INSTRUCTIONS TO FOLLOW
From first line to last, give the records again word for word and omit the pictures.

DATA SUPPLIED
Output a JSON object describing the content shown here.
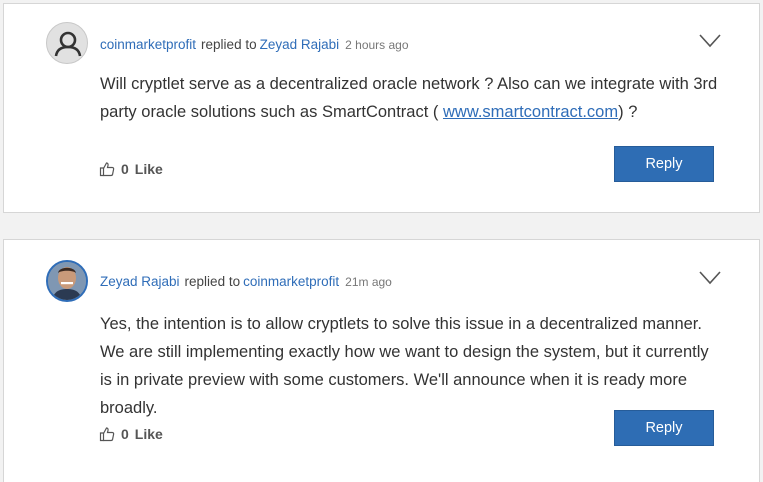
{
  "comments": [
    {
      "author": "coinmarketprofit",
      "replied_text": "replied to",
      "reply_to": "Zeyad Rajabi",
      "time": "2 hours ago",
      "body_before_link": "Will cryptlet serve as a decentralized oracle network ? Also can we integrate with 3rd party oracle solutions such as SmartContract ( ",
      "link": "www.smartcontract.com",
      "body_after_link": ") ?",
      "like_count": "0",
      "like_label": "Like",
      "reply_label": "Reply",
      "avatar": "default-user-icon"
    },
    {
      "author": "Zeyad Rajabi",
      "replied_text": "replied to",
      "reply_to": "coinmarketprofit",
      "time": "21m ago",
      "body": "Yes, the intention is to allow cryptlets to solve this issue in a decentralized manner. We are still implementing exactly how we want to design the system, but it currently is in private preview with some customers. We'll announce when it is ready more broadly.",
      "like_count": "0",
      "like_label": "Like",
      "reply_label": "Reply",
      "avatar": "user-photo"
    }
  ],
  "colors": {
    "accent": "#2e6db4",
    "link": "#2f6db8",
    "background": "#f2f2f2"
  }
}
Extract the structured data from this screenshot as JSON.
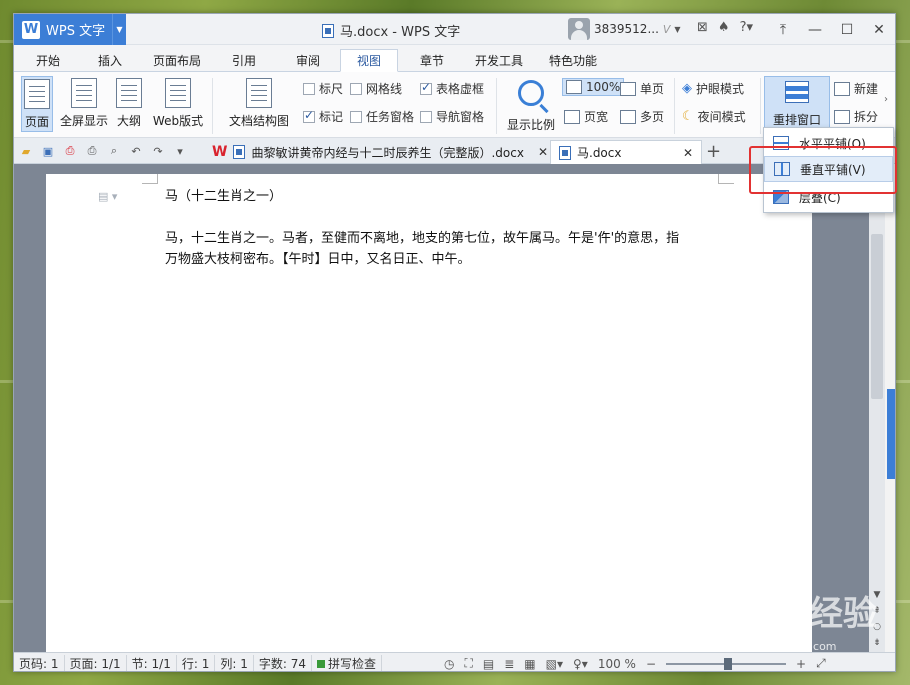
{
  "window": {
    "app_name": "WPS 文字",
    "doc_title": "马.docx - WPS 文字",
    "user": "3839512...",
    "user_badge": "V"
  },
  "menu_tabs": [
    "开始",
    "插入",
    "页面布局",
    "引用",
    "审阅",
    "视图",
    "章节",
    "开发工具",
    "特色功能"
  ],
  "active_tab": "视图",
  "ribbon": {
    "page": "页面",
    "fullscreen": "全屏显示",
    "outline": "大纲",
    "web_layout": "Web版式",
    "doc_structure": "文档结构图",
    "ruler": "标尺",
    "gridlines": "网格线",
    "table_gridlines": "表格虚框",
    "markup": "标记",
    "task_pane": "任务窗格",
    "nav_pane": "导航窗格",
    "zoom_ratio": "显示比例",
    "zoom_100": "100%",
    "page_width": "页宽",
    "single_page": "单页",
    "multi_page": "多页",
    "eye_mode": "护眼模式",
    "night_mode": "夜间模式",
    "rearrange": "重排窗口",
    "new_window": "新建",
    "split": "拆分"
  },
  "doc_tabs": [
    {
      "label": "曲黎敏讲黄帝内经与十二时辰养生（完整版）.docx"
    },
    {
      "label": "马.docx"
    }
  ],
  "document": {
    "title": "马（十二生肖之一）",
    "body_line1": "马，十二生肖之一。马者，至健而不离地，地支的第七位，故午属马。午是'仵'的意思，指",
    "body_line2": "万物盛大枝柯密布。【午时】日中，又名日正、中午。"
  },
  "dropdown": {
    "horizontal": "水平平铺(O)",
    "vertical": "垂直平铺(V)",
    "cascade": "层叠(C)"
  },
  "status": {
    "page_no": "页码: 1",
    "pages": "页面: 1/1",
    "section": "节: 1/1",
    "row": "行: 1",
    "col": "列: 1",
    "words": "字数: 74",
    "spell": "拼写检查",
    "zoom": "100 %"
  },
  "watermark": {
    "text": "Baidu经验",
    "url": "jingyan.baidu.com"
  }
}
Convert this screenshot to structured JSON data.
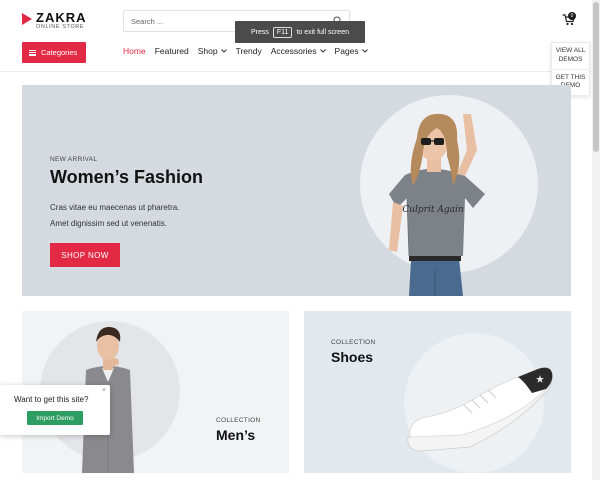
{
  "header": {
    "logo_title": "ZAKRA",
    "logo_subtitle": "ONLINE STORE",
    "search_placeholder": "Search ...",
    "cart_count": "0"
  },
  "f11_toast": {
    "before": "Press",
    "key": "F11",
    "after": "to exit full screen"
  },
  "categories_button": "Categories",
  "nav": [
    {
      "label": "Home",
      "active": true,
      "dropdown": false
    },
    {
      "label": "Featured",
      "active": false,
      "dropdown": false
    },
    {
      "label": "Shop",
      "active": false,
      "dropdown": true
    },
    {
      "label": "Trendy",
      "active": false,
      "dropdown": false
    },
    {
      "label": "Accessories",
      "active": false,
      "dropdown": true
    },
    {
      "label": "Pages",
      "active": false,
      "dropdown": true
    }
  ],
  "demo_panel": {
    "view_all": "VIEW ALL DEMOS",
    "get_this": "GET THIS DEMO"
  },
  "hero": {
    "eyebrow": "NEW ARRIVAL",
    "title": "Women’s Fashion",
    "line1": "Cras vitae eu maecenas ut pharetra.",
    "line2": "Amet dignissim sed ut venenatis.",
    "button": "SHOP NOW",
    "shirt_text": "Culprit Again"
  },
  "men_card": {
    "eyebrow": "COLLECTION",
    "title": "Men’s"
  },
  "shoes_card": {
    "eyebrow": "COLLECTION",
    "title": "Shoes"
  },
  "popup": {
    "text": "Want to get this site?",
    "button": "Import Demo",
    "close": "×"
  },
  "colors": {
    "accent": "#e32a44",
    "import_green": "#2d9d62",
    "hero_bg": "#d5dae0"
  }
}
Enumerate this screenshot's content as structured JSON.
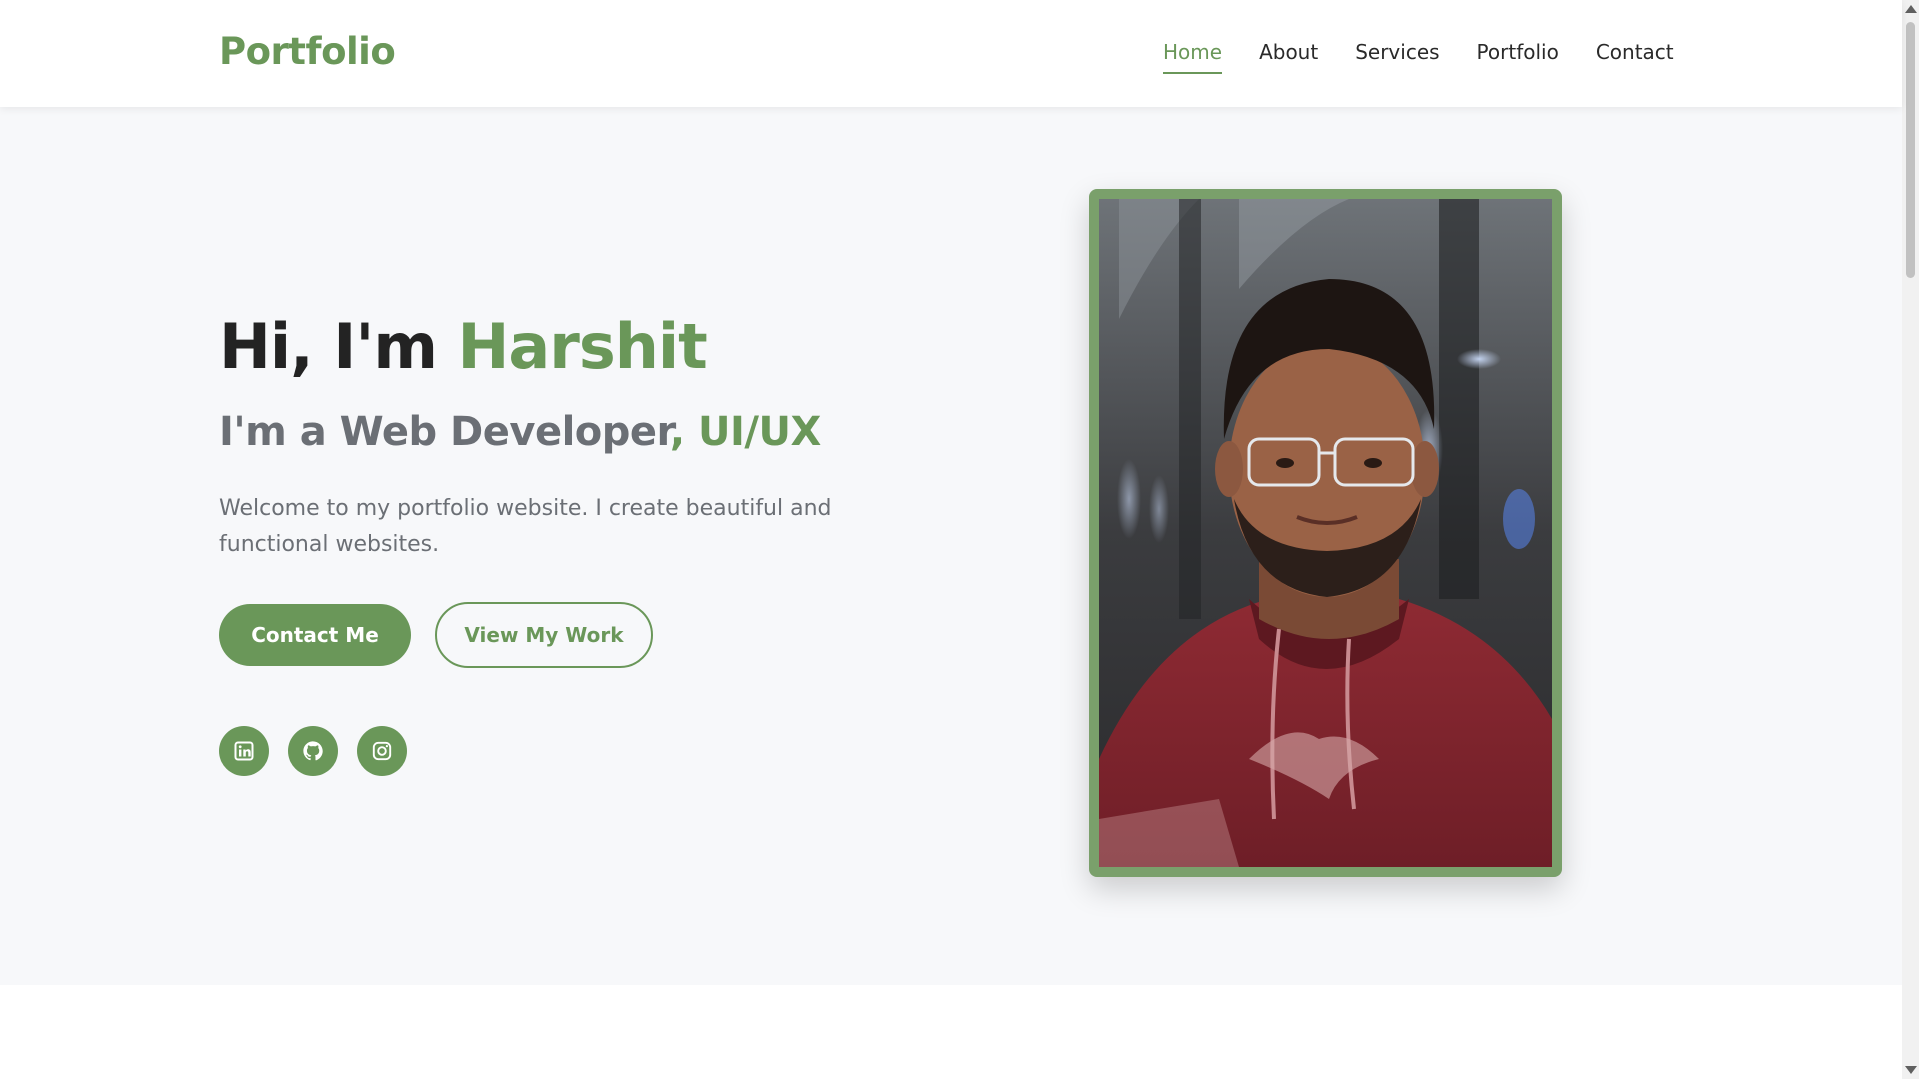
{
  "header": {
    "logo": "Portfolio",
    "nav": [
      {
        "label": "Home",
        "active": true
      },
      {
        "label": "About"
      },
      {
        "label": "Services"
      },
      {
        "label": "Portfolio"
      },
      {
        "label": "Contact"
      }
    ]
  },
  "hero": {
    "greeting_prefix": "Hi, I'm",
    "name": "Harshit",
    "role_prefix": "I'm a Web Developer",
    "role_highlight": ", UI/UX",
    "intro": "Welcome to my portfolio website. I create beautiful and functional websites.",
    "primary_button": "Contact Me",
    "secondary_button": "View My Work",
    "social": [
      {
        "icon": "linkedin-icon"
      },
      {
        "icon": "github-icon"
      },
      {
        "icon": "instagram-icon"
      }
    ]
  },
  "colors": {
    "accent": "#6a9759",
    "heading": "#232323",
    "muted": "#6b6f75",
    "hero_bg": "#f7f8fa"
  }
}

WRITTEN SOLUTION
Output a JSON object describing the content shown here.
{
  "comments": [
    {
      "author": "coinmarketprofit",
      "replied_text": "replied to",
      "reply_to": "Zeyad Rajabi",
      "time": "2 hours ago",
      "body_before_link": "Will cryptlet serve as a decentralized oracle network ? Also can we integrate with 3rd party oracle solutions such as SmartContract ( ",
      "link": "www.smartcontract.com",
      "body_after_link": ") ?",
      "like_count": "0",
      "like_label": "Like",
      "reply_label": "Reply",
      "avatar": "default-user-icon"
    },
    {
      "author": "Zeyad Rajabi",
      "replied_text": "replied to",
      "reply_to": "coinmarketprofit",
      "time": "21m ago",
      "body": "Yes, the intention is to allow cryptlets to solve this issue in a decentralized manner. We are still implementing exactly how we want to design the system, but it currently is in private preview with some customers. We'll announce when it is ready more broadly.",
      "like_count": "0",
      "like_label": "Like",
      "reply_label": "Reply",
      "avatar": "user-photo"
    }
  ],
  "colors": {
    "accent": "#2e6db4",
    "link": "#2f6db8",
    "background": "#f2f2f2"
  }
}
Extract the structured data from this screenshot as JSON.
{
  "window": {
    "app_name": "WPS 文字",
    "doc_title": "马.docx - WPS 文字",
    "user": "3839512...",
    "user_badge": "V"
  },
  "menu_tabs": [
    "开始",
    "插入",
    "页面布局",
    "引用",
    "审阅",
    "视图",
    "章节",
    "开发工具",
    "特色功能"
  ],
  "active_tab": "视图",
  "ribbon": {
    "page": "页面",
    "fullscreen": "全屏显示",
    "outline": "大纲",
    "web_layout": "Web版式",
    "doc_structure": "文档结构图",
    "ruler": "标尺",
    "gridlines": "网格线",
    "table_gridlines": "表格虚框",
    "markup": "标记",
    "task_pane": "任务窗格",
    "nav_pane": "导航窗格",
    "zoom_ratio": "显示比例",
    "zoom_100": "100%",
    "page_width": "页宽",
    "single_page": "单页",
    "multi_page": "多页",
    "eye_mode": "护眼模式",
    "night_mode": "夜间模式",
    "rearrange": "重排窗口",
    "new_window": "新建",
    "split": "拆分"
  },
  "doc_tabs": [
    {
      "label": "曲黎敏讲黄帝内经与十二时辰养生（完整版）.docx"
    },
    {
      "label": "马.docx"
    }
  ],
  "document": {
    "title": "马（十二生肖之一）",
    "body_line1": "马，十二生肖之一。马者，至健而不离地，地支的第七位，故午属马。午是'仵'的意思，指",
    "body_line2": "万物盛大枝柯密布。【午时】日中，又名日正、中午。"
  },
  "dropdown": {
    "horizontal": "水平平铺(O)",
    "vertical": "垂直平铺(V)",
    "cascade": "层叠(C)"
  },
  "status": {
    "page_no": "页码: 1",
    "pages": "页面: 1/1",
    "section": "节: 1/1",
    "row": "行: 1",
    "col": "列: 1",
    "words": "字数: 74",
    "spell": "拼写检查",
    "zoom": "100 %"
  },
  "watermark": {
    "text": "Baidu经验",
    "url": "jingyan.baidu.com"
  }
}
Convert this screenshot to structured JSON data.
{
  "header": {
    "logo_title": "ZAKRA",
    "logo_subtitle": "ONLINE STORE",
    "search_placeholder": "Search ...",
    "cart_count": "0"
  },
  "f11_toast": {
    "before": "Press",
    "key": "F11",
    "after": "to exit full screen"
  },
  "categories_button": "Categories",
  "nav": [
    {
      "label": "Home",
      "active": true,
      "dropdown": false
    },
    {
      "label": "Featured",
      "active": false,
      "dropdown": false
    },
    {
      "label": "Shop",
      "active": false,
      "dropdown": true
    },
    {
      "label": "Trendy",
      "active": false,
      "dropdown": false
    },
    {
      "label": "Accessories",
      "active": false,
      "dropdown": true
    },
    {
      "label": "Pages",
      "active": false,
      "dropdown": true
    }
  ],
  "demo_panel": {
    "view_all": "VIEW ALL DEMOS",
    "get_this": "GET THIS DEMO"
  },
  "hero": {
    "eyebrow": "NEW ARRIVAL",
    "title": "Women’s Fashion",
    "line1": "Cras vitae eu maecenas ut pharetra.",
    "line2": "Amet dignissim sed ut venenatis.",
    "button": "SHOP NOW",
    "shirt_text": "Culprit Again"
  },
  "men_card": {
    "eyebrow": "COLLECTION",
    "title": "Men’s"
  },
  "shoes_card": {
    "eyebrow": "COLLECTION",
    "title": "Shoes"
  },
  "popup": {
    "text": "Want to get this site?",
    "button": "Import Demo",
    "close": "×"
  },
  "colors": {
    "accent": "#e32a44",
    "import_green": "#2d9d62",
    "hero_bg": "#d5dae0"
  }
}
Enumerate this screenshot's content as structured JSON.
{
  "header": {
    "logo": "Portfolio",
    "nav": [
      {
        "label": "Home",
        "active": true
      },
      {
        "label": "About"
      },
      {
        "label": "Services"
      },
      {
        "label": "Portfolio"
      },
      {
        "label": "Contact"
      }
    ]
  },
  "hero": {
    "greeting_prefix": "Hi, I'm",
    "name": "Harshit",
    "role_prefix": "I'm a Web Developer",
    "role_highlight": ", UI/UX",
    "intro": "Welcome to my portfolio website. I create beautiful and functional websites.",
    "primary_button": "Contact Me",
    "secondary_button": "View My Work",
    "social": [
      {
        "icon": "linkedin-icon"
      },
      {
        "icon": "github-icon"
      },
      {
        "icon": "instagram-icon"
      }
    ]
  },
  "colors": {
    "accent": "#6a9759",
    "heading": "#232323",
    "muted": "#6b6f75",
    "hero_bg": "#f7f8fa"
  }
}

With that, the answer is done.